[Assigned task]: Make an exact copy of the records, and keep the pictures out of it.

Data about app and page elements
───

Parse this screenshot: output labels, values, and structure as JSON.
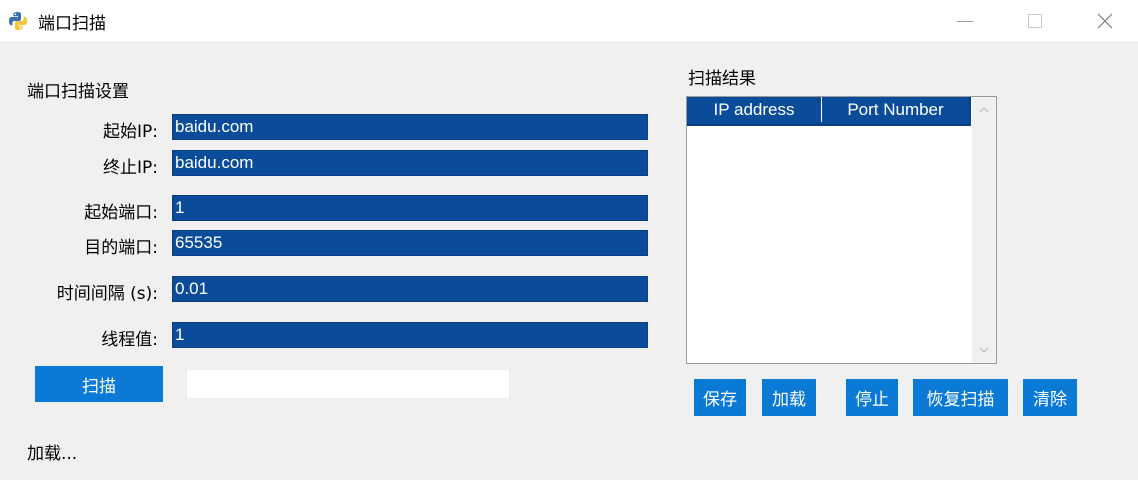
{
  "window": {
    "title": "端口扫描",
    "icon": "python-icon"
  },
  "settings": {
    "section_title": "端口扫描设置",
    "fields": [
      {
        "label": "起始IP:",
        "value": "baidu.com"
      },
      {
        "label": "终止IP:",
        "value": "baidu.com"
      },
      {
        "label": "起始端口:",
        "value": "1"
      },
      {
        "label": "目的端口:",
        "value": "65535"
      },
      {
        "label": "时间间隔 (s):",
        "value": "0.01"
      },
      {
        "label": "线程值:",
        "value": "1"
      }
    ],
    "scan_button": "扫描",
    "progress": 0,
    "status": "加载..."
  },
  "results": {
    "section_title": "扫描结果",
    "columns": [
      "IP address",
      "Port Number"
    ],
    "rows": []
  },
  "actions": {
    "save": "保存",
    "load": "加载",
    "stop": "停止",
    "resume": "恢复扫描",
    "clear": "清除"
  },
  "colors": {
    "input_bg": "#0a4c9a",
    "button_bg": "#0a7ad6"
  }
}
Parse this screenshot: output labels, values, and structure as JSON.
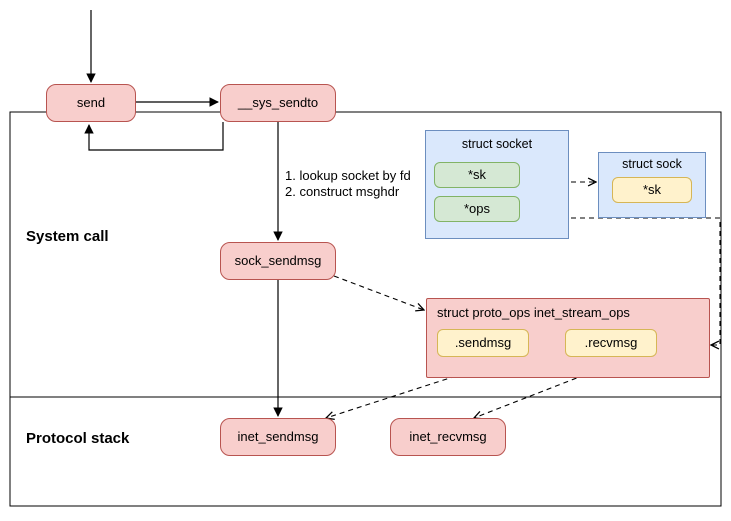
{
  "sections": {
    "system_call": "System call",
    "protocol_stack": "Protocol stack"
  },
  "nodes": {
    "send": "send",
    "sys_sendto": "__sys_sendto",
    "sock_sendmsg": "sock_sendmsg",
    "inet_sendmsg": "inet_sendmsg",
    "inet_recvmsg": "inet_recvmsg"
  },
  "struct_socket": {
    "title": "struct socket",
    "sk": "*sk",
    "ops": "*ops"
  },
  "struct_sock": {
    "title": "struct sock",
    "sk": "*sk"
  },
  "proto_ops": {
    "title": "struct proto_ops inet_stream_ops",
    "sendmsg": ".sendmsg",
    "recvmsg": ".recvmsg"
  },
  "annotations": {
    "lookup_line1": "1. lookup socket by fd",
    "lookup_line2": "2. construct msghdr"
  }
}
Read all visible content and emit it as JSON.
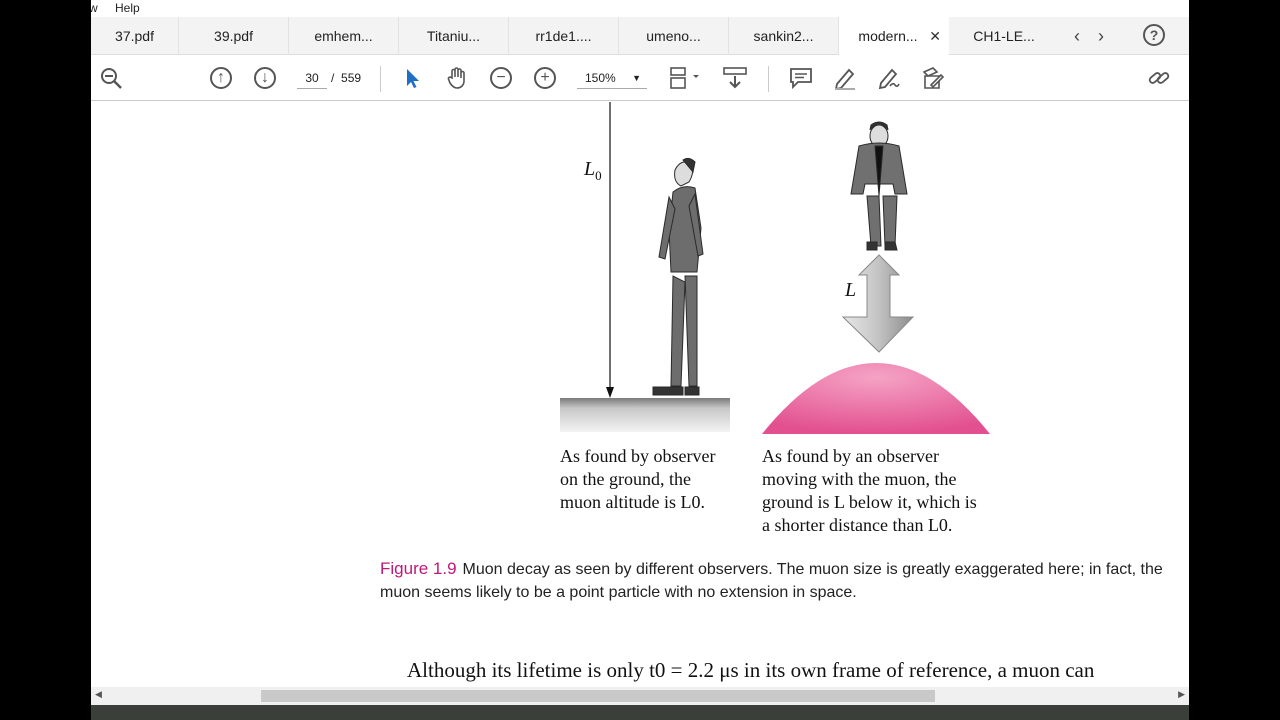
{
  "menubar": {
    "partial": "w",
    "help": "Help"
  },
  "tabs": [
    {
      "label": "37.pdf"
    },
    {
      "label": "39.pdf"
    },
    {
      "label": "emhem..."
    },
    {
      "label": "Titaniu..."
    },
    {
      "label": "rr1de1...."
    },
    {
      "label": "umeno..."
    },
    {
      "label": "sankin2..."
    },
    {
      "label": "modern...",
      "active": true
    },
    {
      "label": "CH1-LE..."
    }
  ],
  "toolbar": {
    "page_current": "30",
    "page_separator": "/",
    "page_total": "559",
    "zoom": "150%"
  },
  "figure": {
    "label_L0": "L",
    "label_L0_sub": "0",
    "label_L": "L",
    "left_caption": [
      "As found by observer",
      "on the ground, the",
      "muon altitude is L0."
    ],
    "right_caption": [
      "As found by an observer",
      "moving with the muon, the",
      "ground is L below it, which is",
      "a shorter distance than L0."
    ]
  },
  "caption": {
    "figure_number": "Figure 1.9",
    "text": "Muon decay as seen by different observers. The muon size is greatly exaggerated here; in fact, the muon seems likely to be a point particle with no extension in space."
  },
  "body_text": "Although its lifetime is only t0 = 2.2 μs in its own frame of reference, a muon can",
  "colors": {
    "accent": "#c0177a",
    "muon_pink": "#e8609b"
  }
}
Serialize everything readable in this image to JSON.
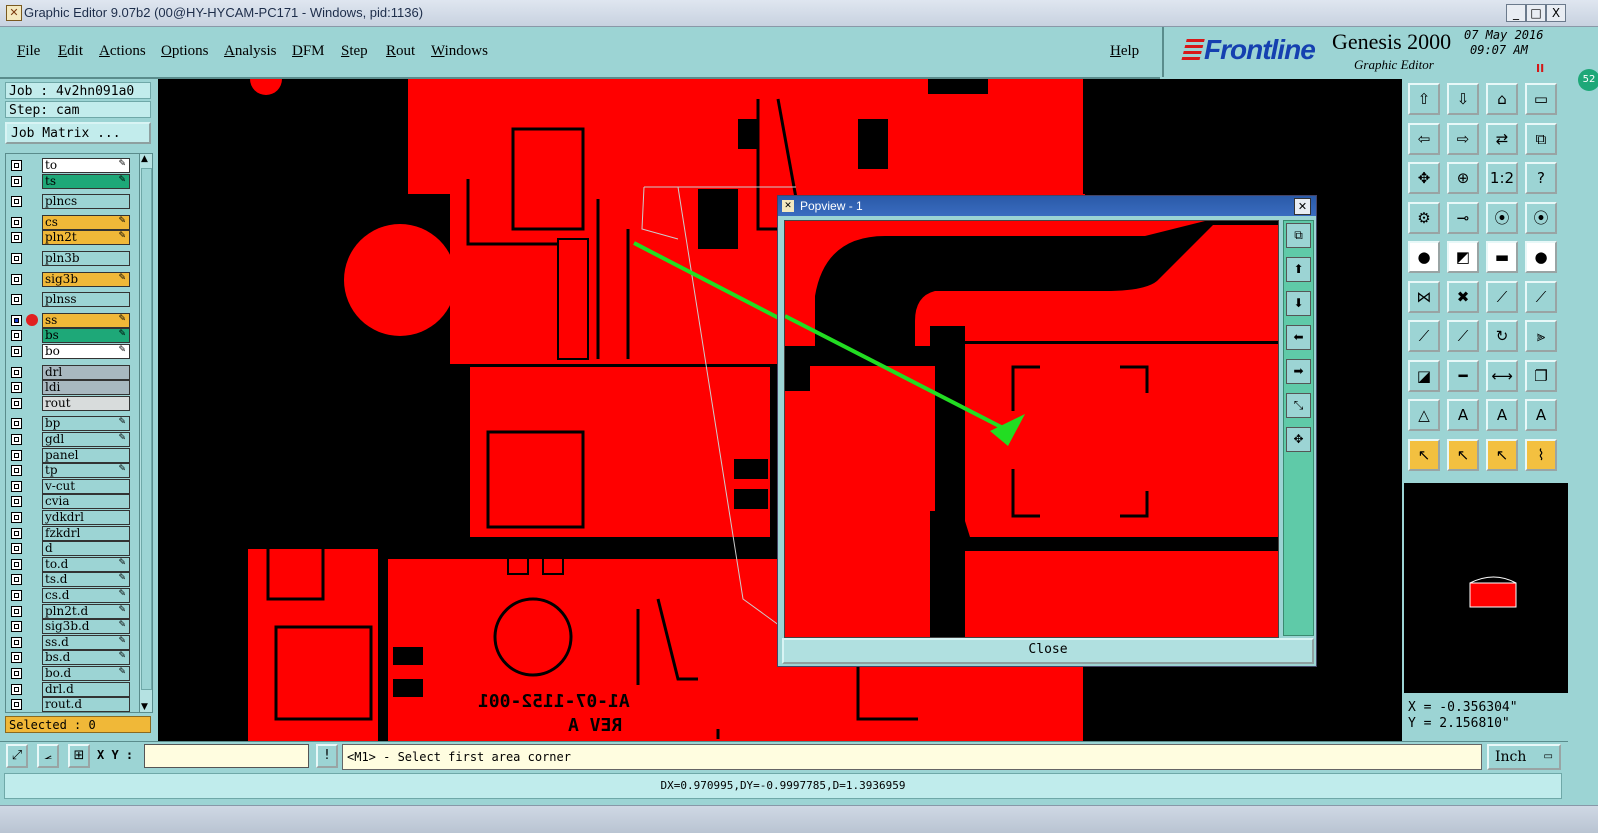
{
  "window": {
    "title": "Graphic Editor 9.07b2 (00@HY-HYCAM-PC171 - Windows, pid:1136)",
    "minimize": "_",
    "maximize": "□",
    "close": "X"
  },
  "menu": {
    "items": [
      "File",
      "Edit",
      "Actions",
      "Options",
      "Analysis",
      "DFM",
      "Step",
      "Rout",
      "Windows"
    ],
    "help": "Help"
  },
  "brand": {
    "logo": "Frontline",
    "product": "Genesis 2000",
    "subtitle": "Graphic Editor",
    "date": "07 May 2016",
    "time": "09:07 AM",
    "pause": "II"
  },
  "job": {
    "job_label": "Job : 4v2hn091a0",
    "step_label": "Step: cam",
    "matrix_button": "Job Matrix ..."
  },
  "layers": [
    {
      "name": "to",
      "color": "#ffffff",
      "edit": true
    },
    {
      "name": "ts",
      "color": "#1ea878",
      "edit": true
    },
    {
      "name": "plncs",
      "color": "#9cd4d4",
      "edit": false
    },
    {
      "name": "cs",
      "color": "#f0b838",
      "edit": true
    },
    {
      "name": "pln2t",
      "color": "#f0b838",
      "edit": true
    },
    {
      "name": "pln3b",
      "color": "#9cd4d4",
      "edit": false
    },
    {
      "name": "sig3b",
      "color": "#f0b838",
      "edit": true
    },
    {
      "name": "plnss",
      "color": "#9cd4d4",
      "edit": false
    },
    {
      "name": "ss",
      "color": "#f0b838",
      "edit": true,
      "active": true
    },
    {
      "name": "bs",
      "color": "#1ea878",
      "edit": true
    },
    {
      "name": "bo",
      "color": "#ffffff",
      "edit": true
    },
    {
      "name": "drl",
      "color": "#a8b8c0",
      "edit": false
    },
    {
      "name": "ldi",
      "color": "#a8b8c0",
      "edit": false
    },
    {
      "name": "rout",
      "color": "#d8dcdc",
      "edit": false
    },
    {
      "name": "bp",
      "color": "#9cd4d4",
      "edit": true
    },
    {
      "name": "gdl",
      "color": "#9cd4d4",
      "edit": true
    },
    {
      "name": "panel",
      "color": "#9cd4d4",
      "edit": false
    },
    {
      "name": "tp",
      "color": "#9cd4d4",
      "edit": true
    },
    {
      "name": "v-cut",
      "color": "#9cd4d4",
      "edit": false
    },
    {
      "name": "cvia",
      "color": "#9cd4d4",
      "edit": false
    },
    {
      "name": "ydkdrl",
      "color": "#9cd4d4",
      "edit": false
    },
    {
      "name": "fzkdrl",
      "color": "#9cd4d4",
      "edit": false
    },
    {
      "name": "d",
      "color": "#9cd4d4",
      "edit": false
    },
    {
      "name": "to.d",
      "color": "#9cd4d4",
      "edit": true
    },
    {
      "name": "ts.d",
      "color": "#9cd4d4",
      "edit": true
    },
    {
      "name": "cs.d",
      "color": "#9cd4d4",
      "edit": true
    },
    {
      "name": "pln2t.d",
      "color": "#9cd4d4",
      "edit": true
    },
    {
      "name": "sig3b.d",
      "color": "#9cd4d4",
      "edit": true
    },
    {
      "name": "ss.d",
      "color": "#9cd4d4",
      "edit": true
    },
    {
      "name": "bs.d",
      "color": "#9cd4d4",
      "edit": true
    },
    {
      "name": "bo.d",
      "color": "#9cd4d4",
      "edit": true
    },
    {
      "name": "drl.d",
      "color": "#9cd4d4",
      "edit": false
    },
    {
      "name": "rout.d",
      "color": "#9cd4d4",
      "edit": false
    }
  ],
  "selected": "Selected : 0",
  "board_text": {
    "line1": "A1-07-1152-001",
    "line2": "REV A"
  },
  "popview": {
    "title": "Popview - 1",
    "close_label": "Close"
  },
  "coords": {
    "x": "X = -0.356304\"",
    "y": "Y = 2.156810\""
  },
  "bottom": {
    "xy_label": "X Y :",
    "xy_value": "",
    "bang": "!",
    "prompt": "<M1> - Select first area corner",
    "units": "Inch"
  },
  "status": "DX=0.970995,DY=-0.9997785,D=1.3936959",
  "side_badge": "52",
  "colors": {
    "accent": "#9cd4d4",
    "board": "#ff0000",
    "background": "#000000",
    "selection_arrow": "#22dd22",
    "highlight": "#f0b838"
  }
}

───

[Answer to this exercise]:
Parse this screenshot: output labels, values, and structure as JSON.
{
  "window": {
    "title": "端口扫描",
    "icon": "python-icon"
  },
  "settings": {
    "section_title": "端口扫描设置",
    "fields": [
      {
        "label": "起始IP:",
        "value": "baidu.com"
      },
      {
        "label": "终止IP:",
        "value": "baidu.com"
      },
      {
        "label": "起始端口:",
        "value": "1"
      },
      {
        "label": "目的端口:",
        "value": "65535"
      },
      {
        "label": "时间间隔 (s):",
        "value": "0.01"
      },
      {
        "label": "线程值:",
        "value": "1"
      }
    ],
    "scan_button": "扫描",
    "progress": 0,
    "status": "加载..."
  },
  "results": {
    "section_title": "扫描结果",
    "columns": [
      "IP address",
      "Port Number"
    ],
    "rows": []
  },
  "actions": {
    "save": "保存",
    "load": "加载",
    "stop": "停止",
    "resume": "恢复扫描",
    "clear": "清除"
  },
  "colors": {
    "input_bg": "#0a4c9a",
    "button_bg": "#0a7ad6"
  }
}
Parse this screenshot: output labels, values, and structure as JSON.
{
  "sections": {
    "system_call": "System call",
    "protocol_stack": "Protocol stack"
  },
  "nodes": {
    "send": "send",
    "sys_sendto": "__sys_sendto",
    "sock_sendmsg": "sock_sendmsg",
    "inet_sendmsg": "inet_sendmsg",
    "inet_recvmsg": "inet_recvmsg"
  },
  "struct_socket": {
    "title": "struct socket",
    "sk": "*sk",
    "ops": "*ops"
  },
  "struct_sock": {
    "title": "struct sock",
    "sk": "*sk"
  },
  "proto_ops": {
    "title": "struct proto_ops inet_stream_ops",
    "sendmsg": ".sendmsg",
    "recvmsg": ".recvmsg"
  },
  "annotations": {
    "lookup_line1": "1. lookup socket by fd",
    "lookup_line2": "2. construct msghdr"
  }
}
Read all visible content and emit it as JSON.
{
  "menubar": {
    "partial": "w",
    "help": "Help"
  },
  "tabs": [
    {
      "label": "37.pdf"
    },
    {
      "label": "39.pdf"
    },
    {
      "label": "emhem..."
    },
    {
      "label": "Titaniu..."
    },
    {
      "label": "rr1de1...."
    },
    {
      "label": "umeno..."
    },
    {
      "label": "sankin2..."
    },
    {
      "label": "modern...",
      "active": true
    },
    {
      "label": "CH1-LE..."
    }
  ],
  "toolbar": {
    "page_current": "30",
    "page_separator": "/",
    "page_total": "559",
    "zoom": "150%"
  },
  "figure": {
    "label_L0": "L",
    "label_L0_sub": "0",
    "label_L": "L",
    "left_caption": [
      "As found by observer",
      "on the ground, the",
      "muon altitude is L0."
    ],
    "right_caption": [
      "As found by an observer",
      "moving with the muon, the",
      "ground is L below it, which is",
      "a shorter distance than L0."
    ]
  },
  "caption": {
    "figure_number": "Figure 1.9",
    "text": "Muon decay as seen by different observers. The muon size is greatly exaggerated here; in fact, the muon seems likely to be a point particle with no extension in space."
  },
  "body_text": "Although its lifetime is only t0 = 2.2 μs in its own frame of reference, a muon can",
  "colors": {
    "accent": "#c0177a",
    "muon_pink": "#e8609b"
  }
}
Serialize everything readable in this image to JSON.
{
  "window": {
    "title": "Graphic Editor 9.07b2 (00@HY-HYCAM-PC171 - Windows, pid:1136)",
    "minimize": "_",
    "maximize": "□",
    "close": "X"
  },
  "menu": {
    "items": [
      "File",
      "Edit",
      "Actions",
      "Options",
      "Analysis",
      "DFM",
      "Step",
      "Rout",
      "Windows"
    ],
    "help": "Help"
  },
  "brand": {
    "logo": "Frontline",
    "product": "Genesis 2000",
    "subtitle": "Graphic Editor",
    "date": "07 May 2016",
    "time": "09:07 AM",
    "pause": "II"
  },
  "job": {
    "job_label": "Job : 4v2hn091a0",
    "step_label": "Step: cam",
    "matrix_button": "Job Matrix ..."
  },
  "layers": [
    {
      "name": "to",
      "color": "#ffffff",
      "edit": true
    },
    {
      "name": "ts",
      "color": "#1ea878",
      "edit": true
    },
    {
      "name": "plncs",
      "color": "#9cd4d4",
      "edit": false
    },
    {
      "name": "cs",
      "color": "#f0b838",
      "edit": true
    },
    {
      "name": "pln2t",
      "color": "#f0b838",
      "edit": true
    },
    {
      "name": "pln3b",
      "color": "#9cd4d4",
      "edit": false
    },
    {
      "name": "sig3b",
      "color": "#f0b838",
      "edit": true
    },
    {
      "name": "plnss",
      "color": "#9cd4d4",
      "edit": false
    },
    {
      "name": "ss",
      "color": "#f0b838",
      "edit": true,
      "active": true
    },
    {
      "name": "bs",
      "color": "#1ea878",
      "edit": true
    },
    {
      "name": "bo",
      "color": "#ffffff",
      "edit": true
    },
    {
      "name": "drl",
      "color": "#a8b8c0",
      "edit": false
    },
    {
      "name": "ldi",
      "color": "#a8b8c0",
      "edit": false
    },
    {
      "name": "rout",
      "color": "#d8dcdc",
      "edit": false
    },
    {
      "name": "bp",
      "color": "#9cd4d4",
      "edit": true
    },
    {
      "name": "gdl",
      "color": "#9cd4d4",
      "edit": true
    },
    {
      "name": "panel",
      "color": "#9cd4d4",
      "edit": false
    },
    {
      "name": "tp",
      "color": "#9cd4d4",
      "edit": true
    },
    {
      "name": "v-cut",
      "color": "#9cd4d4",
      "edit": false
    },
    {
      "name": "cvia",
      "color": "#9cd4d4",
      "edit": false
    },
    {
      "name": "ydkdrl",
      "color": "#9cd4d4",
      "edit": false
    },
    {
      "name": "fzkdrl",
      "color": "#9cd4d4",
      "edit": false
    },
    {
      "name": "d",
      "color": "#9cd4d4",
      "edit": false
    },
    {
      "name": "to.d",
      "color": "#9cd4d4",
      "edit": true
    },
    {
      "name": "ts.d",
      "color": "#9cd4d4",
      "edit": true
    },
    {
      "name": "cs.d",
      "color": "#9cd4d4",
      "edit": true
    },
    {
      "name": "pln2t.d",
      "color": "#9cd4d4",
      "edit": true
    },
    {
      "name": "sig3b.d",
      "color": "#9cd4d4",
      "edit": true
    },
    {
      "name": "ss.d",
      "color": "#9cd4d4",
      "edit": true
    },
    {
      "name": "bs.d",
      "color": "#9cd4d4",
      "edit": true
    },
    {
      "name": "bo.d",
      "color": "#9cd4d4",
      "edit": true
    },
    {
      "name": "drl.d",
      "color": "#9cd4d4",
      "edit": false
    },
    {
      "name": "rout.d",
      "color": "#9cd4d4",
      "edit": false
    }
  ],
  "selected": "Selected : 0",
  "board_text": {
    "line1": "A1-07-1152-001",
    "line2": "REV A"
  },
  "popview": {
    "title": "Popview - 1",
    "close_label": "Close"
  },
  "coords": {
    "x": "X = -0.356304\"",
    "y": "Y = 2.156810\""
  },
  "bottom": {
    "xy_label": "X Y :",
    "xy_value": "",
    "bang": "!",
    "prompt": "<M1> - Select first area corner",
    "units": "Inch"
  },
  "status": "DX=0.970995,DY=-0.9997785,D=1.3936959",
  "side_badge": "52",
  "colors": {
    "accent": "#9cd4d4",
    "board": "#ff0000",
    "background": "#000000",
    "selection_arrow": "#22dd22",
    "highlight": "#f0b838"
  }
}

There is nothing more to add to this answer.